DATA LISTING ▸

###

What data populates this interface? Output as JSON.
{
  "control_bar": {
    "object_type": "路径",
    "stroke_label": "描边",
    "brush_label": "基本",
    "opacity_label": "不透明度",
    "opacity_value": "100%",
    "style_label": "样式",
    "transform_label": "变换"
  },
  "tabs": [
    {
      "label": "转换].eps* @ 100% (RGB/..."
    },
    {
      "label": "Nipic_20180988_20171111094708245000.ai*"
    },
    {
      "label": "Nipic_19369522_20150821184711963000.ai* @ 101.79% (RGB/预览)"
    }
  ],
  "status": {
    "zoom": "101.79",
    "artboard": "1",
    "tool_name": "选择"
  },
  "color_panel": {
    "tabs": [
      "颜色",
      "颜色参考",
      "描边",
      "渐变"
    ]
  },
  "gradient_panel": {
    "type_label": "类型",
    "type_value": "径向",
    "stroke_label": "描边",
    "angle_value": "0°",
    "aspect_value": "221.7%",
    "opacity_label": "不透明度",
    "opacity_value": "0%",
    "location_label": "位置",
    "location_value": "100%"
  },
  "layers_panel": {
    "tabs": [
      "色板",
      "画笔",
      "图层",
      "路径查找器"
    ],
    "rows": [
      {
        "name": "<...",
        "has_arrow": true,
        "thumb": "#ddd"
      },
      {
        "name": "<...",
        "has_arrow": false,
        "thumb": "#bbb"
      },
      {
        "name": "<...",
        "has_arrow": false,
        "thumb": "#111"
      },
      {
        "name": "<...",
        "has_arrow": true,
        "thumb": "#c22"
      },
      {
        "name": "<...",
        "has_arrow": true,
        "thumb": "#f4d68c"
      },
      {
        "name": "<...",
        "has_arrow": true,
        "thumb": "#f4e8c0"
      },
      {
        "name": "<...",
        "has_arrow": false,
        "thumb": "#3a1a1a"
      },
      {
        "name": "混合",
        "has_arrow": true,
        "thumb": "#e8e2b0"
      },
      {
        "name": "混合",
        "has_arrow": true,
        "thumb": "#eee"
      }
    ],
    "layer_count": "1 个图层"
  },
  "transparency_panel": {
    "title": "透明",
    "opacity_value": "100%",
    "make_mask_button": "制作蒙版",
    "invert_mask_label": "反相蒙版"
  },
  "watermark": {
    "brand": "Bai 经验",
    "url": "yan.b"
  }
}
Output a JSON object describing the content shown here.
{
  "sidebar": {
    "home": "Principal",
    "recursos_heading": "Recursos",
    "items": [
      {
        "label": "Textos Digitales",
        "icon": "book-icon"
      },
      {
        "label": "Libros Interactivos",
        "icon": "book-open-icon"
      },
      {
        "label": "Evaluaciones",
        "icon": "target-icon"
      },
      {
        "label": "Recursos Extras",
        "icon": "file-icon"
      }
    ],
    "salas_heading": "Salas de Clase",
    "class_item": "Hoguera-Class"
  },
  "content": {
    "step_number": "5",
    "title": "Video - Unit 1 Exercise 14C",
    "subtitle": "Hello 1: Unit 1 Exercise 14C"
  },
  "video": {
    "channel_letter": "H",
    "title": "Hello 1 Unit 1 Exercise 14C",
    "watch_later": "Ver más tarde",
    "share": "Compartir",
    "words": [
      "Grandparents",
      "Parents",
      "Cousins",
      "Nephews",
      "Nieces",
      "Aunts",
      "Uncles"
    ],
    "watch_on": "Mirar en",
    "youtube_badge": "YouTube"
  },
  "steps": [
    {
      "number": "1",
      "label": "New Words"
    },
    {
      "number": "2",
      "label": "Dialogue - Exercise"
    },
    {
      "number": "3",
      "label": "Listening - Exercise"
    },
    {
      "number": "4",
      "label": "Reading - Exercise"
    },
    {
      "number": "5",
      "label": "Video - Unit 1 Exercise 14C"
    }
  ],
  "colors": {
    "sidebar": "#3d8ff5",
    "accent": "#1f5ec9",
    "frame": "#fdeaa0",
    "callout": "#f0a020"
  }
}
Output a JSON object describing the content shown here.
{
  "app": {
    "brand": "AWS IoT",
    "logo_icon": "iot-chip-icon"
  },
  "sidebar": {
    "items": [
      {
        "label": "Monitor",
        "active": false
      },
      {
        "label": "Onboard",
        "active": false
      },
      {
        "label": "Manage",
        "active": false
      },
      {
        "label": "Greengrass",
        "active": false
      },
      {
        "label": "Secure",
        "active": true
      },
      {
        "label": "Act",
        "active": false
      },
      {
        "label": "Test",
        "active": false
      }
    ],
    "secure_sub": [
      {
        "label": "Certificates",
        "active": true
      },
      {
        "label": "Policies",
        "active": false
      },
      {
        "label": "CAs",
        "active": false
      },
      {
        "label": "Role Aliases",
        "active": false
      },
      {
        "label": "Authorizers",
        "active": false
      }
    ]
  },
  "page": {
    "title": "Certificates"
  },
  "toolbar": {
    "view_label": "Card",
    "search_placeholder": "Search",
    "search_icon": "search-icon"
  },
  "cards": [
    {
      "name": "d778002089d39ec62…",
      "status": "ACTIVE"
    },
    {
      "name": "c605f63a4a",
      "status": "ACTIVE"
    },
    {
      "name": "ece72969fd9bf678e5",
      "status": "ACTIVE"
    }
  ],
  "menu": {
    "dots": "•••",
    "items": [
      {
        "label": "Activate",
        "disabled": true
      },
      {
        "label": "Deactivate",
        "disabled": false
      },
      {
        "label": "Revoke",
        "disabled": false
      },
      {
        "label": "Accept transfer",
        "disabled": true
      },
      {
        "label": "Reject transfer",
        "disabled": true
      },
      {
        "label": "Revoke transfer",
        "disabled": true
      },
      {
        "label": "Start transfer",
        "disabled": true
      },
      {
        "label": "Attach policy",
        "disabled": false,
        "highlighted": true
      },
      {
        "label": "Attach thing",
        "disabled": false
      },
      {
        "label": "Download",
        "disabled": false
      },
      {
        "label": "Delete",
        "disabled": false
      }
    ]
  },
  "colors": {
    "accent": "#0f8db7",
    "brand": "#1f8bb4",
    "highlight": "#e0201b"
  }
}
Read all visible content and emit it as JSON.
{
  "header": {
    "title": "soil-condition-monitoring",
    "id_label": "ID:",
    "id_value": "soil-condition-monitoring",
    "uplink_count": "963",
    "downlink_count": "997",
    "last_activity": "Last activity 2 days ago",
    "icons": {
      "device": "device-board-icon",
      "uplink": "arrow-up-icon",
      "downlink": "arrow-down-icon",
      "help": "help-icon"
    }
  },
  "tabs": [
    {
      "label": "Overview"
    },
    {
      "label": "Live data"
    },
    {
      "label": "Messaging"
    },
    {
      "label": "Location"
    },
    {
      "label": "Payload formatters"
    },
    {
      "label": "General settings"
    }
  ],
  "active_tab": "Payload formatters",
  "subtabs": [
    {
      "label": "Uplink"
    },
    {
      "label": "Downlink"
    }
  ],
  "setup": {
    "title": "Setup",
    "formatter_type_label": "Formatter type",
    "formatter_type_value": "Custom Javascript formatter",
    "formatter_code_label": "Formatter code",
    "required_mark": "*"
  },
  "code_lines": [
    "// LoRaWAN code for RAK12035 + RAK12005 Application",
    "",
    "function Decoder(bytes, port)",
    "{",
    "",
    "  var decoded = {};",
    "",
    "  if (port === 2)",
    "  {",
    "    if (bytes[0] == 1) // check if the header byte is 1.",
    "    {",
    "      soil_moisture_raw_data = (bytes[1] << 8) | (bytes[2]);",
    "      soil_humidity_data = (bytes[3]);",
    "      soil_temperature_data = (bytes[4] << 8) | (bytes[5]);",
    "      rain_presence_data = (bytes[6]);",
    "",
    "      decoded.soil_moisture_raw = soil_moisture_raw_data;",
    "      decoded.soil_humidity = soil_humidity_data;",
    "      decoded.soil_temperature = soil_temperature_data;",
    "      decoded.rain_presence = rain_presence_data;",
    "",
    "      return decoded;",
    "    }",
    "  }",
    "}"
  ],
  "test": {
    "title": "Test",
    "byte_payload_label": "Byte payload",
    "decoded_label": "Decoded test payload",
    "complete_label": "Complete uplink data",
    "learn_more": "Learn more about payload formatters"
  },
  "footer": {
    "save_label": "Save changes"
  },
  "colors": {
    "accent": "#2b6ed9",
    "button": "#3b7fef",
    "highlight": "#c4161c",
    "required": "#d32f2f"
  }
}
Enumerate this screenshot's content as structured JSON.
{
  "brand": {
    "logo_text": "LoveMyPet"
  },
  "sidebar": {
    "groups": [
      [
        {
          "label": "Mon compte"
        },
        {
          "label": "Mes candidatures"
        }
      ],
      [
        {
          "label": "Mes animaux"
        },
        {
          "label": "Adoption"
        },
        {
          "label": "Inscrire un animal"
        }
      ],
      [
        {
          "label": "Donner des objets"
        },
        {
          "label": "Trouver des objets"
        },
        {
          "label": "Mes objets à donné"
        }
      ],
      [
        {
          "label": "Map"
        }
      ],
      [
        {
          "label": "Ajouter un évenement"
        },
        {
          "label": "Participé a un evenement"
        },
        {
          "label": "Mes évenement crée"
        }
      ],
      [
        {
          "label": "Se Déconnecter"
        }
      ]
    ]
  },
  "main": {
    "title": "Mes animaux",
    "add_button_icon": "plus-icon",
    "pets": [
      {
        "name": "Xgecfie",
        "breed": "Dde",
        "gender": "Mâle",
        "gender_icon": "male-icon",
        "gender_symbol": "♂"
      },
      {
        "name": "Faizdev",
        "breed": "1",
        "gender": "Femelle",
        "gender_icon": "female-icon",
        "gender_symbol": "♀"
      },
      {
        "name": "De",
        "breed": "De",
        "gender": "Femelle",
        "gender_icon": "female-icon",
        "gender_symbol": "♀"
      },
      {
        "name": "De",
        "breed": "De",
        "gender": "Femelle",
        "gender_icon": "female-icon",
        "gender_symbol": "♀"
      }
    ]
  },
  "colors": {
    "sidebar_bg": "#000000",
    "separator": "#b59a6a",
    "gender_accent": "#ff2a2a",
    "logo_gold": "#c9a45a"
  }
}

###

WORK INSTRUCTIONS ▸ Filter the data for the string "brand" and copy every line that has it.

FINAL ANSWER ▸
    "brand": "Bai 经验",
    "brand": "AWS IoT",
    "brand": "#1f8bb4",
  "brand": {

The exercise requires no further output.